News start-up checklist

  1. Is it a new idea?

  2. Does it have a defined target audience?

  3. Does it provide niche (i.e. hyperlocal) content?

  4. Does it satisfy a desire that is not being fulfilled by someone else?

  5. Or does it do something better (faster, cheaper, more effectively) than someone else?

  6. Does it actually have income potential, or will it rely on funding?

  7. Does it use the power of crowd-sourcing/community?

  8. Would it be fulfilling for journalists to work for?

  9. Does it publish/exist on more than one platform?

  10. If it has content, is it sharable?

  11. Does it require a lot of money to run?

  12. Does it have boot-strapping potential?

  13. Does it scale?

  14. Does it fulfill a public service?

  15. Is it a legally sound idea? What about copyright?

  16. Would it appeal to venture capitalists, angel investors?

  17. And…does it have a cool name?

That’s what I’ve come up with so far. I think if you answer these questions at the early stages, you’ll have a greater chance of your start up succeeding. What it says is a sustainable business – journalism or otherwise – begins with a solid well-defined customer base.

You need to know who these customers are, and be really clear about why you are providing something they can’t get elsewhere. Innocent Smoothies was begun by three British students in 1999 who realised there was a demand for healthy fruit smoothies, which wasn’t being satisfied by anyone else. It now has a revenue of £128m.

US start-up “incubator” Y-Combinator is looking for new media business ideas which embrace this form of thinking:
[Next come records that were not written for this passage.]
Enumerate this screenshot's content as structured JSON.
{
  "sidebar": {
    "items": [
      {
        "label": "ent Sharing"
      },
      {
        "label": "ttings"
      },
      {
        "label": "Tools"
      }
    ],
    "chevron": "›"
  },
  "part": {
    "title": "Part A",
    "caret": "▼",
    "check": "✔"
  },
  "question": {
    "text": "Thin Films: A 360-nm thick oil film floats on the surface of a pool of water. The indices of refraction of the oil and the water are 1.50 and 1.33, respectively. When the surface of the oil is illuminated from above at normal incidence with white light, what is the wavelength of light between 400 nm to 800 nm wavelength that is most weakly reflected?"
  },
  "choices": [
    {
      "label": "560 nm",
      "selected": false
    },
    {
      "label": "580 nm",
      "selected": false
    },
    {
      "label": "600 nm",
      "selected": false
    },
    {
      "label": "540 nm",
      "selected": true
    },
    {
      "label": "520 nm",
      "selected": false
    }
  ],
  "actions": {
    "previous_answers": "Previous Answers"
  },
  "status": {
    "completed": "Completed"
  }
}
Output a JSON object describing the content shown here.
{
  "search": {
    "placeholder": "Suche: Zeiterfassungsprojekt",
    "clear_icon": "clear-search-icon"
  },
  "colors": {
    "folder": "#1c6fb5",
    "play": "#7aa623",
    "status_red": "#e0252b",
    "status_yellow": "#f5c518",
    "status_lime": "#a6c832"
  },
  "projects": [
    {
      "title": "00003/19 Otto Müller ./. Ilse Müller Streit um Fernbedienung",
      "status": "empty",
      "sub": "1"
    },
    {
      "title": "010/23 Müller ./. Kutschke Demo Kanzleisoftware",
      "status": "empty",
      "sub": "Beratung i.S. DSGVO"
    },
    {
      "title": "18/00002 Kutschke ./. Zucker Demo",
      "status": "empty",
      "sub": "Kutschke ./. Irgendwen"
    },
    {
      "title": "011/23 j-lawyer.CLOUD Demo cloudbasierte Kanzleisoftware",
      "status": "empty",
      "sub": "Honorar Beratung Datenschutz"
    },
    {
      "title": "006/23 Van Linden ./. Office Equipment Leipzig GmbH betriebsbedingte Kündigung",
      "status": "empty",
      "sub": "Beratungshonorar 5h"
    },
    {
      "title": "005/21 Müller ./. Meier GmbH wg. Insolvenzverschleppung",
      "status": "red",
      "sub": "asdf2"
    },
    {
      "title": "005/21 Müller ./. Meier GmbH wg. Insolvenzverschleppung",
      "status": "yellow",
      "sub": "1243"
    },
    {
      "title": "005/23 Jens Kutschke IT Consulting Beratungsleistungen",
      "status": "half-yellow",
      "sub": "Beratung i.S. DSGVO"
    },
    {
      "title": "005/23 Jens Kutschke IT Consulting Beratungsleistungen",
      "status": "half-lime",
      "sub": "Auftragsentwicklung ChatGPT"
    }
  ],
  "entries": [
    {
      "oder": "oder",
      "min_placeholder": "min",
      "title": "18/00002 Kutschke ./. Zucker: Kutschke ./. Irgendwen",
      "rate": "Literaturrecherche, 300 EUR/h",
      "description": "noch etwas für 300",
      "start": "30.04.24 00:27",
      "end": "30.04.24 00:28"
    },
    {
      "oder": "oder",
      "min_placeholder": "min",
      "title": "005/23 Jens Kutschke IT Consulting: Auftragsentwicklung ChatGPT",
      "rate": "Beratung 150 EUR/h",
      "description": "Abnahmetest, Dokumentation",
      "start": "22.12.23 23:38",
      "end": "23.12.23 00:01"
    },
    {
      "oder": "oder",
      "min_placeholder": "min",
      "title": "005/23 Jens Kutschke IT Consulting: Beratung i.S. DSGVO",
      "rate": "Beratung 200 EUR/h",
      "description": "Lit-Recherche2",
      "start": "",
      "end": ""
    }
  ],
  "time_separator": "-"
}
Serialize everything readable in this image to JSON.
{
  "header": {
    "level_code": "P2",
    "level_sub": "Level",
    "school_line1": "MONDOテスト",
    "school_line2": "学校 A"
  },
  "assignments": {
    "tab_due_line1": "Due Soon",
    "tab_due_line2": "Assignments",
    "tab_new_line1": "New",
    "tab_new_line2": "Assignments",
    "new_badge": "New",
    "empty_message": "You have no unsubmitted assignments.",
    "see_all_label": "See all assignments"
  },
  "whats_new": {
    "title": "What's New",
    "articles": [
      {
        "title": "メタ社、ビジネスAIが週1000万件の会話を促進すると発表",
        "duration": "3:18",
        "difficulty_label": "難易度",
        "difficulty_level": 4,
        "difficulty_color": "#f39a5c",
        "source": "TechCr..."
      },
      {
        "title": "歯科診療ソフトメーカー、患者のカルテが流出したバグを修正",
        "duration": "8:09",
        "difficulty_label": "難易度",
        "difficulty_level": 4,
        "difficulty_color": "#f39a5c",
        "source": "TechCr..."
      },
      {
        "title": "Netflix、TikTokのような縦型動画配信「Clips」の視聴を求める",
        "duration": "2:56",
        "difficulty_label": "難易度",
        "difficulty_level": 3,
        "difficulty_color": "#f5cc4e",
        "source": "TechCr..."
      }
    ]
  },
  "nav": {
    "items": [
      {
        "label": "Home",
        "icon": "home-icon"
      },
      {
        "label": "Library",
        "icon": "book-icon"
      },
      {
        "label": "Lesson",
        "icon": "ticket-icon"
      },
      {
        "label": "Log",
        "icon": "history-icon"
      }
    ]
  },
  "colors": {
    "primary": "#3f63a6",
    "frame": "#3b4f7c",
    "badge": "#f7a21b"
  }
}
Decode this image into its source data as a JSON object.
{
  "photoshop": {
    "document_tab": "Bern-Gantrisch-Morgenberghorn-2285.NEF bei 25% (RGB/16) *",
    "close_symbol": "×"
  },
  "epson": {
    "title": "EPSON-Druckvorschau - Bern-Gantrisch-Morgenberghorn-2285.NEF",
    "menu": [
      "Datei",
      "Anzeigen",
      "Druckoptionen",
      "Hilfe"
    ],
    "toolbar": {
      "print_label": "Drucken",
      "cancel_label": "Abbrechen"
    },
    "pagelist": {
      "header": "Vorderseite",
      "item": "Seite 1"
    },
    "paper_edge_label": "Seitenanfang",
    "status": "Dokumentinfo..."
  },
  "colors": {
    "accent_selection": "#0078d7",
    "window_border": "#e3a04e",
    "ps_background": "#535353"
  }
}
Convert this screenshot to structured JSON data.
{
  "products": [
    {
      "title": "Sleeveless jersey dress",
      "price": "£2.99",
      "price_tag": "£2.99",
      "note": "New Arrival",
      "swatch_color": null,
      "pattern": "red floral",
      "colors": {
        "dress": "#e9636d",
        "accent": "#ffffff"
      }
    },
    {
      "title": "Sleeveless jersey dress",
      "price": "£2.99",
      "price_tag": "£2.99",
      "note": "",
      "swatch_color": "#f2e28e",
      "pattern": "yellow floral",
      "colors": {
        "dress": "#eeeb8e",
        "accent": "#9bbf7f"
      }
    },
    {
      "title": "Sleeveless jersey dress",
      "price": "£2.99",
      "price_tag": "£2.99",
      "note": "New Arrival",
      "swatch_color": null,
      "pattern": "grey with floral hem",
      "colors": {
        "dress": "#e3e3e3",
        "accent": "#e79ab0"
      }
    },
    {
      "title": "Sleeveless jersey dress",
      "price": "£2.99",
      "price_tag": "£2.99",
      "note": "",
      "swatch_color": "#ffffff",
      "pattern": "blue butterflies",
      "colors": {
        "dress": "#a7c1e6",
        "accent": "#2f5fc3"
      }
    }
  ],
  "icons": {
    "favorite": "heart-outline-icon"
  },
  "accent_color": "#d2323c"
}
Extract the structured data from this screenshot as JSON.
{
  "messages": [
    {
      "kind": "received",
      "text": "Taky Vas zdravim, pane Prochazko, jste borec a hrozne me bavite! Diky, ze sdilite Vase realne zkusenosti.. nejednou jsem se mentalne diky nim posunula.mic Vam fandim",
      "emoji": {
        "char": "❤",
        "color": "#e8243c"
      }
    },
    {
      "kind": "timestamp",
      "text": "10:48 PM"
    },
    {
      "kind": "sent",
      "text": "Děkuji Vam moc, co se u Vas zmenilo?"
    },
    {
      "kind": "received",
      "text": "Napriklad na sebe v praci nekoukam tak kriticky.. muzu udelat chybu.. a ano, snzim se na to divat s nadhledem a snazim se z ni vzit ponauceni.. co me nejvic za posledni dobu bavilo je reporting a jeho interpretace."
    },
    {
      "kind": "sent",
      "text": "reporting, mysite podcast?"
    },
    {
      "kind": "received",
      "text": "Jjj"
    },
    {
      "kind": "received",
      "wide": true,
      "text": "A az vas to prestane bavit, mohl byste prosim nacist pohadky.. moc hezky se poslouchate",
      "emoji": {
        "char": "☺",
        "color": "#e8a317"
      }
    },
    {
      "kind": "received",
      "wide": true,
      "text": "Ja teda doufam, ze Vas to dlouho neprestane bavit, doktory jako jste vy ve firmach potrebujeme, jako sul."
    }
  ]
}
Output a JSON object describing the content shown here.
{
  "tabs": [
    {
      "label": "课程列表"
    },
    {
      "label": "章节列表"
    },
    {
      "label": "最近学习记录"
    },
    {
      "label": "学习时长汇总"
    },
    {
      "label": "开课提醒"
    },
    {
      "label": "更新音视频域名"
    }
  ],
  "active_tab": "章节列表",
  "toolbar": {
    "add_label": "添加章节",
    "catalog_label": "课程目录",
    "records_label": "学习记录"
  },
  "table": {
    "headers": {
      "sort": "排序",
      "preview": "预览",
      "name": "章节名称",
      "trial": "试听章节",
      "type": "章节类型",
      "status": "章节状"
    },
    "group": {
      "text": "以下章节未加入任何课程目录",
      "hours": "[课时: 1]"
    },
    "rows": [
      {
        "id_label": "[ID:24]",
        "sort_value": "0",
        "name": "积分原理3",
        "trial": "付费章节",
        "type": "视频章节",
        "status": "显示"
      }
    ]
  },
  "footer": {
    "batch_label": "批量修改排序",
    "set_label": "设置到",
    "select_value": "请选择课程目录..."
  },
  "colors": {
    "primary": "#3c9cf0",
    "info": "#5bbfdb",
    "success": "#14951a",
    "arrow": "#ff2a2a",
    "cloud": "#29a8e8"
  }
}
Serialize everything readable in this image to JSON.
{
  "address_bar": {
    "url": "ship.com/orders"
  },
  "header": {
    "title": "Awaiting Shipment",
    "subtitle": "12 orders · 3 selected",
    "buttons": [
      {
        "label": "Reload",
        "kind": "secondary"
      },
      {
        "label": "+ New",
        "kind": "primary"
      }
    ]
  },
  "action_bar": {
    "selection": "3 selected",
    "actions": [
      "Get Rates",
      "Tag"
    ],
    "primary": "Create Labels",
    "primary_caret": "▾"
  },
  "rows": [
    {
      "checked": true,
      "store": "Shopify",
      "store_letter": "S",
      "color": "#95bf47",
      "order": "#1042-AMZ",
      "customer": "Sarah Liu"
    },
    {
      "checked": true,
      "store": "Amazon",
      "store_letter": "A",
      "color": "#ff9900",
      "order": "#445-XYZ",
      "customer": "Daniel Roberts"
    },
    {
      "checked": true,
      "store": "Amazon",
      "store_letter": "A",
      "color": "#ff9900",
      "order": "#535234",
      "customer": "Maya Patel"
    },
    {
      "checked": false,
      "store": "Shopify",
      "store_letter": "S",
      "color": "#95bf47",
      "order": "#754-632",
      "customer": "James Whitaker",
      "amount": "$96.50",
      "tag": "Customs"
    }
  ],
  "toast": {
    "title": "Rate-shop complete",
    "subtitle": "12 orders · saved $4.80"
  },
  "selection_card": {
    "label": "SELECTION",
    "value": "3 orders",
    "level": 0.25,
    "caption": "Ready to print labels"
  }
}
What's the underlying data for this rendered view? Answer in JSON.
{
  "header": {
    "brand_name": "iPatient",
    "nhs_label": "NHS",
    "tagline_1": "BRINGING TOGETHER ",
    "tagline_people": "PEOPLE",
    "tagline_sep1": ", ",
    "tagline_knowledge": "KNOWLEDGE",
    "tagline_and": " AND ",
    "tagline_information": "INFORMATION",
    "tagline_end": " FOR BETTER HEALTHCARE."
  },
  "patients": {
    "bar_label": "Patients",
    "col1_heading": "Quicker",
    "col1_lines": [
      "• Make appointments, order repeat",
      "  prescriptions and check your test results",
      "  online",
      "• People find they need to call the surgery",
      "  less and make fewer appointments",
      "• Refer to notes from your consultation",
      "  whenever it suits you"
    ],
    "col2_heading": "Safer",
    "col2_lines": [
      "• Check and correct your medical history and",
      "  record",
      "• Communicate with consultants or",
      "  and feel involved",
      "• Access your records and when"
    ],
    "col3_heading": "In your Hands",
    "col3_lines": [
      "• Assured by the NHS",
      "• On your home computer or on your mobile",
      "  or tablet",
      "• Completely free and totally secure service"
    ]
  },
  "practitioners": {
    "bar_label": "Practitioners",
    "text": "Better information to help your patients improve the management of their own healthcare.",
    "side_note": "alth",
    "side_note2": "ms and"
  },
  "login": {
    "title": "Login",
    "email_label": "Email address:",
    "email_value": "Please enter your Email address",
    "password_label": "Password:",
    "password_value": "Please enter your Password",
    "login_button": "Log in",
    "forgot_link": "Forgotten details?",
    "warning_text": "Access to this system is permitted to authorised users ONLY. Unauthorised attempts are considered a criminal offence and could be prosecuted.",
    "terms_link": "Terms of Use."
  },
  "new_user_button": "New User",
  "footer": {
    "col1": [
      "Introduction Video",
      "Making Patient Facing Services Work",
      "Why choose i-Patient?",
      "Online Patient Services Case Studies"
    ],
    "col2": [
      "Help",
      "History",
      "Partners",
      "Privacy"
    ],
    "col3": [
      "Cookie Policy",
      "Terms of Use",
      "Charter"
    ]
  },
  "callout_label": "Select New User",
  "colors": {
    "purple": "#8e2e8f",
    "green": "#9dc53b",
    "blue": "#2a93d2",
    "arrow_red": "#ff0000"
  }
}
What would a content site look like if you started from how to make money—as print media once did—instead of taking a particular form of journalism as a given and treating how to make money from it as an afterthought?

Add more to the list in the comments below if you have any. And while you’re here, read the comments of one reader on an earlier blog entry. Some interesting criticism of the notion journalism is entrepreneurial at all…

Future of Journalism presentation

Posted in Journalism by Adam Westbrook on July 15, 2009

I was very kindly asked recently by marketing consulant Jon Moss (@jonmoss) to give a presentation at the increasingly popular Hull Digital event in Hull. The subject: the intimidating title “The Future of Journalism”.

I dusted off my Open Office and Powerpoint skills and put together a presentation back in June. Off the back of that, I was asked to give the same presentation at HumberMUD, a multimedia meetup, also in Hull.

It is now online for you to enjoy, critique and add too.

As I was talking mainly to non journalists I wanted to break the complicated (and ever changing) story right down.  It is also not comprehensive; if I had room I would like to have talked more about Networked Journalism and Hyper-local websites.

Hull and the Humber area has a growing and very talented digital community – if you are in the area I strongly recommend getting involved either at Hull Digital or HumberMUD.

And later this year the inaugural Hull Digital Live event’s taking place -with the just confirmed key note speaker Rory Cellan-Jones. Awesome!

Update: you can now watch my original presentation on the Hull Digital website – or part one here: